WORK REQUEST => All records should be reproduced verbatim.

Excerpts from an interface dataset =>
┌──

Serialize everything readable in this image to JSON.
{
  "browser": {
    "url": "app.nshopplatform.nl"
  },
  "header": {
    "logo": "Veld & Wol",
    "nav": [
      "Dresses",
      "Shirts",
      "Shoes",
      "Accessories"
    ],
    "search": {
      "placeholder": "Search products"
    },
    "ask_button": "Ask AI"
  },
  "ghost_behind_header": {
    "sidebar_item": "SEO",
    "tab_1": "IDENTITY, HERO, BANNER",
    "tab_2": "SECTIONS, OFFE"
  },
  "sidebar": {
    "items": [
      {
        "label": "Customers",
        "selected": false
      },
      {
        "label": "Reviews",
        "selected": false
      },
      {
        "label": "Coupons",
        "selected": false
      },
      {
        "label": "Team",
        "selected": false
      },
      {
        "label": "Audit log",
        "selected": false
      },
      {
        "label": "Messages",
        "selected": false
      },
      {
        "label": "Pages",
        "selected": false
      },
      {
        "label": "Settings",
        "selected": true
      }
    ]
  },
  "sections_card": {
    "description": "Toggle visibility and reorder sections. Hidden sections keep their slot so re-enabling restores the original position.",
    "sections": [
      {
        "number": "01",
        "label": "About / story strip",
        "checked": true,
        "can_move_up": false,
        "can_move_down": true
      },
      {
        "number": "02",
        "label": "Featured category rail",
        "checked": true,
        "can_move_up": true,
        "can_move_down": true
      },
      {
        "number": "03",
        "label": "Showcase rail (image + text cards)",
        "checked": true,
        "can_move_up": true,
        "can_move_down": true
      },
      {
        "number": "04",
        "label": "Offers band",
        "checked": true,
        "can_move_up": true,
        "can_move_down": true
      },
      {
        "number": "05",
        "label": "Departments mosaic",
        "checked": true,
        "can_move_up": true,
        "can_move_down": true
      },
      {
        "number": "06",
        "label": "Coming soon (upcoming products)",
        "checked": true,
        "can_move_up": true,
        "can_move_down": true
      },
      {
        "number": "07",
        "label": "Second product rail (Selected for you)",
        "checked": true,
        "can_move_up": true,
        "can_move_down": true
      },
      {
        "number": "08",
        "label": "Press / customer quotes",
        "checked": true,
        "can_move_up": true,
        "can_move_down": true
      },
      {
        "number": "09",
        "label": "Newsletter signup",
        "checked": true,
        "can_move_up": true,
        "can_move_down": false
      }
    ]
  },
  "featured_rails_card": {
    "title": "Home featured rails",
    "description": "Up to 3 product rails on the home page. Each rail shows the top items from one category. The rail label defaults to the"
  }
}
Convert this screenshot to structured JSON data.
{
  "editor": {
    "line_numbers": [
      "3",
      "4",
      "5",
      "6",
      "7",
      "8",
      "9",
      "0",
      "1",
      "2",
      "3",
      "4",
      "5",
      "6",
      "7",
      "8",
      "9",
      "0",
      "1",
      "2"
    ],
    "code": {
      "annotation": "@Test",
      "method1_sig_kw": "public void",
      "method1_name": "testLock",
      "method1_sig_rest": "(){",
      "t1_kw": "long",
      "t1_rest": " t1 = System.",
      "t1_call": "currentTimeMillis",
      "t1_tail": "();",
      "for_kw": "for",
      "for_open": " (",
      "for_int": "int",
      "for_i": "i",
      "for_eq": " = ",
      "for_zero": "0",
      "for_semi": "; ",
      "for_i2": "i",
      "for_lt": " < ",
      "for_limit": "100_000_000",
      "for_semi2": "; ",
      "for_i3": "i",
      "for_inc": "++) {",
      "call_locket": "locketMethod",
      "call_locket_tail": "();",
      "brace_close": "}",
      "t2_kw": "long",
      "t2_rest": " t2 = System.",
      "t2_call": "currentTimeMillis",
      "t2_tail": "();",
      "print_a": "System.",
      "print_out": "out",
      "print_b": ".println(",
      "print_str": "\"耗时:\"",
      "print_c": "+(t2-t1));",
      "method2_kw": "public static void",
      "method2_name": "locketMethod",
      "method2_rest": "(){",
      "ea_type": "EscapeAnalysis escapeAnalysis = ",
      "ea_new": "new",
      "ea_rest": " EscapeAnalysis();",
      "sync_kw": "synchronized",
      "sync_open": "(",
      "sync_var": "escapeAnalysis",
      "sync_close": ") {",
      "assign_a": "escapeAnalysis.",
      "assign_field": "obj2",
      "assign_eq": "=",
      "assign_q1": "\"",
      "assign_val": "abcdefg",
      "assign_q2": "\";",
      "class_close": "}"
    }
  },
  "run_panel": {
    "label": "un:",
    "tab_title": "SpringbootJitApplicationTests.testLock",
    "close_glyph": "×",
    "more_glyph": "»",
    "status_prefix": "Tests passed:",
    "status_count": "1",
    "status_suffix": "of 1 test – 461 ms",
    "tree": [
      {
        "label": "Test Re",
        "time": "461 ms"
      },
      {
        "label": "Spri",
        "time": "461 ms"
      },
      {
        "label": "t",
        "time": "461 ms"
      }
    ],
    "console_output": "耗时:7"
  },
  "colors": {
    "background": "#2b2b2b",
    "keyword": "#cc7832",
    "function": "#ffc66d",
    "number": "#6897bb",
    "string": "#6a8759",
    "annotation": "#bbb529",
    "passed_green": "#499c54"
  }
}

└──

EXERCISE ANSWER =>
Serialize everything readable in this image to JSON.
{
  "browser": {
    "url": "app.nshopplatform.nl"
  },
  "header": {
    "logo": "Veld & Wol",
    "nav": [
      "Dresses",
      "Shirts",
      "Shoes",
      "Accessories"
    ],
    "search": {
      "placeholder": "Search products"
    },
    "ask_button": "Ask AI"
  },
  "ghost_behind_header": {
    "sidebar_item": "SEO",
    "tab_1": "IDENTITY, HERO, BANNER",
    "tab_2": "SECTIONS, OFFE"
  },
  "sidebar": {
    "items": [
      {
        "label": "Customers",
        "selected": false
      },
      {
        "label": "Reviews",
        "selected": false
      },
      {
        "label": "Coupons",
        "selected": false
      },
      {
        "label": "Team",
        "selected": false
      },
      {
        "label": "Audit log",
        "selected": false
      },
      {
        "label": "Messages",
        "selected": false
      },
      {
        "label": "Pages",
        "selected": false
      },
      {
        "label": "Settings",
        "selected": true
      }
    ]
  },
  "sections_card": {
    "description": "Toggle visibility and reorder sections. Hidden sections keep their slot so re-enabling restores the original position.",
    "sections": [
      {
        "number": "01",
        "label": "About / story strip",
        "checked": true,
        "can_move_up": false,
        "can_move_down": true
      },
      {
        "number": "02",
        "label": "Featured category rail",
        "checked": true,
        "can_move_up": true,
        "can_move_down": true
      },
      {
        "number": "03",
        "label": "Showcase rail (image + text cards)",
        "checked": true,
        "can_move_up": true,
        "can_move_down": true
      },
      {
        "number": "04",
        "label": "Offers band",
        "checked": true,
        "can_move_up": true,
        "can_move_down": true
      },
      {
        "number": "05",
        "label": "Departments mosaic",
        "checked": true,
        "can_move_up": true,
        "can_move_down": true
      },
      {
        "number": "06",
        "label": "Coming soon (upcoming products)",
        "checked": true,
        "can_move_up": true,
        "can_move_down": true
      },
      {
        "number": "07",
        "label": "Second product rail (Selected for you)",
        "checked": true,
        "can_move_up": true,
        "can_move_down": true
      },
      {
        "number": "08",
        "label": "Press / customer quotes",
        "checked": true,
        "can_move_up": true,
        "can_move_down": true
      },
      {
        "number": "09",
        "label": "Newsletter signup",
        "checked": true,
        "can_move_up": true,
        "can_move_down": false
      }
    ]
  },
  "featured_rails_card": {
    "title": "Home featured rails",
    "description": "Up to 3 product rails on the home page. Each rail shows the top items from one category. The rail label defaults to the"
  }
}
Convert this screenshot to structured JSON data.
{
  "editor": {
    "line_numbers": [
      "3",
      "4",
      "5",
      "6",
      "7",
      "8",
      "9",
      "0",
      "1",
      "2",
      "3",
      "4",
      "5",
      "6",
      "7",
      "8",
      "9",
      "0",
      "1",
      "2"
    ],
    "code": {
      "annotation": "@Test",
      "method1_sig_kw": "public void",
      "method1_name": "testLock",
      "method1_sig_rest": "(){",
      "t1_kw": "long",
      "t1_rest": " t1 = System.",
      "t1_call": "currentTimeMillis",
      "t1_tail": "();",
      "for_kw": "for",
      "for_open": " (",
      "for_int": "int",
      "for_i": "i",
      "for_eq": " = ",
      "for_zero": "0",
      "for_semi": "; ",
      "for_i2": "i",
      "for_lt": " < ",
      "for_limit": "100_000_000",
      "for_semi2": "; ",
      "for_i3": "i",
      "for_inc": "++) {",
      "call_locket": "locketMethod",
      "call_locket_tail": "();",
      "brace_close": "}",
      "t2_kw": "long",
      "t2_rest": " t2 = System.",
      "t2_call": "currentTimeMillis",
      "t2_tail": "();",
      "print_a": "System.",
      "print_out": "out",
      "print_b": ".println(",
      "print_str": "\"耗时:\"",
      "print_c": "+(t2-t1));",
      "method2_kw": "public static void",
      "method2_name": "locketMethod",
      "method2_rest": "(){",
      "ea_type": "EscapeAnalysis escapeAnalysis = ",
      "ea_new": "new",
      "ea_rest": " EscapeAnalysis();",
      "sync_kw": "synchronized",
      "sync_open": "(",
      "sync_var": "escapeAnalysis",
      "sync_close": ") {",
      "assign_a": "escapeAnalysis.",
      "assign_field": "obj2",
      "assign_eq": "=",
      "assign_q1": "\"",
      "assign_val": "abcdefg",
      "assign_q2": "\";",
      "class_close": "}"
    }
  },
  "run_panel": {
    "label": "un:",
    "tab_title": "SpringbootJitApplicationTests.testLock",
    "close_glyph": "×",
    "more_glyph": "»",
    "status_prefix": "Tests passed:",
    "status_count": "1",
    "status_suffix": "of 1 test – 461 ms",
    "tree": [
      {
        "label": "Test Re",
        "time": "461 ms"
      },
      {
        "label": "Spri",
        "time": "461 ms"
      },
      {
        "label": "t",
        "time": "461 ms"
      }
    ],
    "console_output": "耗时:7"
  },
  "colors": {
    "background": "#2b2b2b",
    "keyword": "#cc7832",
    "function": "#ffc66d",
    "number": "#6897bb",
    "string": "#6a8759",
    "annotation": "#bbb529",
    "passed_green": "#499c54"
  }
}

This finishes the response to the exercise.